| PROVIDED ENTRIES |
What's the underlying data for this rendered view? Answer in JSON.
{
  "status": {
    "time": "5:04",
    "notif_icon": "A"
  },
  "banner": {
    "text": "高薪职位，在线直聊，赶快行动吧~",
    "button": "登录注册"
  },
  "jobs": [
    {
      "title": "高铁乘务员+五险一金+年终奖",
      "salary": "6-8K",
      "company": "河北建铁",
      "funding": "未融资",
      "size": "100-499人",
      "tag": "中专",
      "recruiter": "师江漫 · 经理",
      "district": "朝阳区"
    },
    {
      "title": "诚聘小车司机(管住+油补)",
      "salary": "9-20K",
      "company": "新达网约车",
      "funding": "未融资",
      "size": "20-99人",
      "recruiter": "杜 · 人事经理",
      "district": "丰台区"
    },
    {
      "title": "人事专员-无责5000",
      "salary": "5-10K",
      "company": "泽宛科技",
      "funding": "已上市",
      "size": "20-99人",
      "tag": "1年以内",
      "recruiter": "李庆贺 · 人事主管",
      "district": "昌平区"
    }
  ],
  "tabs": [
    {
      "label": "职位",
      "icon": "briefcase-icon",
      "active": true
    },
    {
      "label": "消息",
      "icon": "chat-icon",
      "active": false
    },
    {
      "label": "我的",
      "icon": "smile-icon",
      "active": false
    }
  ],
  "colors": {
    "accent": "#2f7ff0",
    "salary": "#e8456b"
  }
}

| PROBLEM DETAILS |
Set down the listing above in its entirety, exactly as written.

| RESULT |
What's the underlying data for this rendered view? Answer in JSON.
{
  "status": {
    "time": "5:04",
    "notif_icon": "A"
  },
  "banner": {
    "text": "高薪职位，在线直聊，赶快行动吧~",
    "button": "登录注册"
  },
  "jobs": [
    {
      "title": "高铁乘务员+五险一金+年终奖",
      "salary": "6-8K",
      "company": "河北建铁",
      "funding": "未融资",
      "size": "100-499人",
      "tag": "中专",
      "recruiter": "师江漫 · 经理",
      "district": "朝阳区"
    },
    {
      "title": "诚聘小车司机(管住+油补)",
      "salary": "9-20K",
      "company": "新达网约车",
      "funding": "未融资",
      "size": "20-99人",
      "recruiter": "杜 · 人事经理",
      "district": "丰台区"
    },
    {
      "title": "人事专员-无责5000",
      "salary": "5-10K",
      "company": "泽宛科技",
      "funding": "已上市",
      "size": "20-99人",
      "tag": "1年以内",
      "recruiter": "李庆贺 · 人事主管",
      "district": "昌平区"
    }
  ],
  "tabs": [
    {
      "label": "职位",
      "icon": "briefcase-icon",
      "active": true
    },
    {
      "label": "消息",
      "icon": "chat-icon",
      "active": false
    },
    {
      "label": "我的",
      "icon": "smile-icon",
      "active": false
    }
  ],
  "colors": {
    "accent": "#2f7ff0",
    "salary": "#e8456b"
  }
}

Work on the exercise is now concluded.